Exercise aim
Check the records below for the word "file" and state how many lines contain it, replying with the number only.
== Supplied material ==
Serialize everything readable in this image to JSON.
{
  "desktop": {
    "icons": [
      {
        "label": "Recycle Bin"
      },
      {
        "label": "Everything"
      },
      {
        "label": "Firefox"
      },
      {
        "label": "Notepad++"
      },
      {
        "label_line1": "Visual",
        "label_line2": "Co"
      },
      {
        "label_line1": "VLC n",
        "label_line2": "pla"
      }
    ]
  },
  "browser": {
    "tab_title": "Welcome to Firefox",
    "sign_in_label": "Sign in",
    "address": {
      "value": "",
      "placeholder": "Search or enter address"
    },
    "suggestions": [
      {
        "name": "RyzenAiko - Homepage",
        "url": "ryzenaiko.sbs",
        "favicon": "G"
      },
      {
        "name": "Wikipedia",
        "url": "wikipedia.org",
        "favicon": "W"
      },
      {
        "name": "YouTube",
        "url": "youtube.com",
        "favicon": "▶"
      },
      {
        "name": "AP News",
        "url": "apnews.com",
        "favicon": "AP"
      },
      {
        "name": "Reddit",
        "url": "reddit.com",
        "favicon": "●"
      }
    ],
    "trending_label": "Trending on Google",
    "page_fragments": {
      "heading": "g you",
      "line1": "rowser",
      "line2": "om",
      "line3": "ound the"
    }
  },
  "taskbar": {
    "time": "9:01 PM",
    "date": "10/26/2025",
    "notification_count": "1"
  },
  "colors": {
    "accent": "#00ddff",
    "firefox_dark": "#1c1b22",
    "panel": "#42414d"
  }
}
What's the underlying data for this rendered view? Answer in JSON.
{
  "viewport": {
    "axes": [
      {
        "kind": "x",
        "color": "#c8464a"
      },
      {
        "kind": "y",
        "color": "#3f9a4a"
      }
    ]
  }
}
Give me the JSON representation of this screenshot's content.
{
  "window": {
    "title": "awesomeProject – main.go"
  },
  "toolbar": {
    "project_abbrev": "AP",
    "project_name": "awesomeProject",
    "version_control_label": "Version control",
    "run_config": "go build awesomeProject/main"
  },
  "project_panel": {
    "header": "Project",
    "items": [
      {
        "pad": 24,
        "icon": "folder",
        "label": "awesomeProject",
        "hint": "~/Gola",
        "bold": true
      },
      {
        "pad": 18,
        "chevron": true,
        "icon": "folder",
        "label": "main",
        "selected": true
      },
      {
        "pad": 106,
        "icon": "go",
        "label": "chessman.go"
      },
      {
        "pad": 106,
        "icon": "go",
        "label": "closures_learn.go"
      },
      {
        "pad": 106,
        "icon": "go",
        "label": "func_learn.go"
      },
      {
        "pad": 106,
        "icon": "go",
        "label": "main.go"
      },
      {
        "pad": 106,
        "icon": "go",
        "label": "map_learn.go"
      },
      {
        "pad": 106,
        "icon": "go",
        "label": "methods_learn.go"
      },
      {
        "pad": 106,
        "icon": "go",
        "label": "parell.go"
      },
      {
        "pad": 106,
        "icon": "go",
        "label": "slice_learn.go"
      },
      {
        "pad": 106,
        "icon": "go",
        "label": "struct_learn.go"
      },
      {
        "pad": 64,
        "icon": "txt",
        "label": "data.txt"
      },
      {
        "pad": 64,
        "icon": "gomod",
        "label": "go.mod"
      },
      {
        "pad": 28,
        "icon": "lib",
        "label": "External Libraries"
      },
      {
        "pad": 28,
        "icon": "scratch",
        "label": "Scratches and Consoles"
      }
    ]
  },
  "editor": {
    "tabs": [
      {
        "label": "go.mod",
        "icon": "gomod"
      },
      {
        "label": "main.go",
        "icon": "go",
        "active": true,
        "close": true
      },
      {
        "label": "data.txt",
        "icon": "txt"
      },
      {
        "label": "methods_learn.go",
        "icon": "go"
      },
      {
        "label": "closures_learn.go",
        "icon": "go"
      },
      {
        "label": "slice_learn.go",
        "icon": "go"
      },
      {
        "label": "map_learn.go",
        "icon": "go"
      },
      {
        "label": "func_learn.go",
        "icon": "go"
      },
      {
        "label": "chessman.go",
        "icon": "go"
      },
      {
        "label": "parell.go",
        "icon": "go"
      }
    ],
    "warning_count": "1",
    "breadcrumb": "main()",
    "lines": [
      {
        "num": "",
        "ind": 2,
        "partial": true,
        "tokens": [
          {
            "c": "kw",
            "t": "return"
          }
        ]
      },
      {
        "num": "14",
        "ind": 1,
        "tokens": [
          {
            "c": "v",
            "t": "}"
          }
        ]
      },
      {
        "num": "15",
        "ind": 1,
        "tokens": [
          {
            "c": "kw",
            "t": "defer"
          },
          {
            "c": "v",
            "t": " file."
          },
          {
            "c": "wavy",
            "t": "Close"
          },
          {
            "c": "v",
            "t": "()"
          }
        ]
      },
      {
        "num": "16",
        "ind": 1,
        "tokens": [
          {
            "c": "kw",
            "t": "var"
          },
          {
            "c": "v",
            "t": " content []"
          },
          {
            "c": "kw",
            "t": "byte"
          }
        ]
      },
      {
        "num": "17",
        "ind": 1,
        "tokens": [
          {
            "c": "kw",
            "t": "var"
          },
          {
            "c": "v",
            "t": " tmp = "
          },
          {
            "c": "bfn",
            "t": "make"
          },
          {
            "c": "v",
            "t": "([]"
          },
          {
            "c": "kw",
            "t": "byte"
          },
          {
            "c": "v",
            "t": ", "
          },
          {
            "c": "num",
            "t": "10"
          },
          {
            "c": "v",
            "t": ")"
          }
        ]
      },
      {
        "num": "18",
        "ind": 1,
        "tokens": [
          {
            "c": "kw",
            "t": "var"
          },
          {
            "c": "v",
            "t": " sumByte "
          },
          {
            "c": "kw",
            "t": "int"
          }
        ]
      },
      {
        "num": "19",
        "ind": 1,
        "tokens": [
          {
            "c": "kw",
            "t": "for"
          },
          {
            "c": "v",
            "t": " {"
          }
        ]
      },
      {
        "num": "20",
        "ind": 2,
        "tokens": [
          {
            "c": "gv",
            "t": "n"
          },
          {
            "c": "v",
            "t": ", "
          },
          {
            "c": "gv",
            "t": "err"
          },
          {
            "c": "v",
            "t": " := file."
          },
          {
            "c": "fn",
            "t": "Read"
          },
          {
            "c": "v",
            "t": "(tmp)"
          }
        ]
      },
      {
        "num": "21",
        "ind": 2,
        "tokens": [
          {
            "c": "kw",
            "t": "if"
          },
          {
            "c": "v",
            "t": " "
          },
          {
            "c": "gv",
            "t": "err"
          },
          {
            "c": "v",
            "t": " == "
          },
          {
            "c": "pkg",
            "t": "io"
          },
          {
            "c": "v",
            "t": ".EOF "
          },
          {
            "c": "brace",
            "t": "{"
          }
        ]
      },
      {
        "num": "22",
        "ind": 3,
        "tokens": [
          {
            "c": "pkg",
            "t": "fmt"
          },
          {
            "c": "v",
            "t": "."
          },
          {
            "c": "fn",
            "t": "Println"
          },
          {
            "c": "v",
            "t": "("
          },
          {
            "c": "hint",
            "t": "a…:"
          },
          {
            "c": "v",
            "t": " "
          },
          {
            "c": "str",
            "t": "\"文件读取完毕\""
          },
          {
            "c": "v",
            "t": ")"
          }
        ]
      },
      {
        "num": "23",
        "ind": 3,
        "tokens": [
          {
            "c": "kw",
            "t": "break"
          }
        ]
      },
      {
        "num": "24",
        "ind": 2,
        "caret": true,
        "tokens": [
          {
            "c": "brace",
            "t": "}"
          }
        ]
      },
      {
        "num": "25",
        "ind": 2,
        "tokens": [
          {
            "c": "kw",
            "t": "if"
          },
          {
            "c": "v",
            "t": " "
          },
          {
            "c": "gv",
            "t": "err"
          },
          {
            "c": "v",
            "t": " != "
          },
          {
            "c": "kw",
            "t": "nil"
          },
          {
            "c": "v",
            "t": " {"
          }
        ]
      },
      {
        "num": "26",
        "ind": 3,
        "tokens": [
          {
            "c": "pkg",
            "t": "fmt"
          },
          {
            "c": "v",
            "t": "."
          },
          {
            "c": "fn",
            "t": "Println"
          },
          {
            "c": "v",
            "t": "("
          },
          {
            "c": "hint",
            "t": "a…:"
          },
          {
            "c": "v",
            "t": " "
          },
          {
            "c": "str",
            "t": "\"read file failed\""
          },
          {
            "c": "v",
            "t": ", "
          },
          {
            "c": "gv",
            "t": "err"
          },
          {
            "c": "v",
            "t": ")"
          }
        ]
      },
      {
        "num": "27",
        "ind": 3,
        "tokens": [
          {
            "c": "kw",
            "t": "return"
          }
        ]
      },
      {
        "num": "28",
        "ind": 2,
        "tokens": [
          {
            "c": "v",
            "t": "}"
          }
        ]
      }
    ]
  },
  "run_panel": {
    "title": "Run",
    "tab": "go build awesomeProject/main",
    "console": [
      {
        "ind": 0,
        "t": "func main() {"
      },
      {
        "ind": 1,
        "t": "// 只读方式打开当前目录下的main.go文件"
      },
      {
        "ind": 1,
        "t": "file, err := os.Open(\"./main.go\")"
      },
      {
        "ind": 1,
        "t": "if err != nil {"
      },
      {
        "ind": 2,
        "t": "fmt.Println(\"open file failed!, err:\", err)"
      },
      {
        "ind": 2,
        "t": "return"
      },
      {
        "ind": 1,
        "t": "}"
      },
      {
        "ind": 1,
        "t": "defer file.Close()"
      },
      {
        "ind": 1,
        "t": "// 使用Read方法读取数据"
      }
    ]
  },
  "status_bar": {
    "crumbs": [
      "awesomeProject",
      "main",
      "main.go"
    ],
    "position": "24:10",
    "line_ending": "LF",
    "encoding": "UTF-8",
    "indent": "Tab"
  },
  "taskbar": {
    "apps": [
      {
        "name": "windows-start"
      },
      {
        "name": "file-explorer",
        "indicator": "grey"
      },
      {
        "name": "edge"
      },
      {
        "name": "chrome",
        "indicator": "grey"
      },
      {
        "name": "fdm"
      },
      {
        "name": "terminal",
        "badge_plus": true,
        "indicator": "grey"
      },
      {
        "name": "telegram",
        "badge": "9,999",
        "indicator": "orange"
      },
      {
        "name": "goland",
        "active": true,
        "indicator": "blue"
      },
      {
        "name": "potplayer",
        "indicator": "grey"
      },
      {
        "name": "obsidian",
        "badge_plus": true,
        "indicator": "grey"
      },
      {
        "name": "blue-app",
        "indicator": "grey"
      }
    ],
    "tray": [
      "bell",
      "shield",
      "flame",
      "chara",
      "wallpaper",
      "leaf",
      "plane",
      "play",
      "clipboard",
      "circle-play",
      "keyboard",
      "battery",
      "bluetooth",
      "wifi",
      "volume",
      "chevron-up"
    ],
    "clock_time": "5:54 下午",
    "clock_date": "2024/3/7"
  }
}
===
Response area
7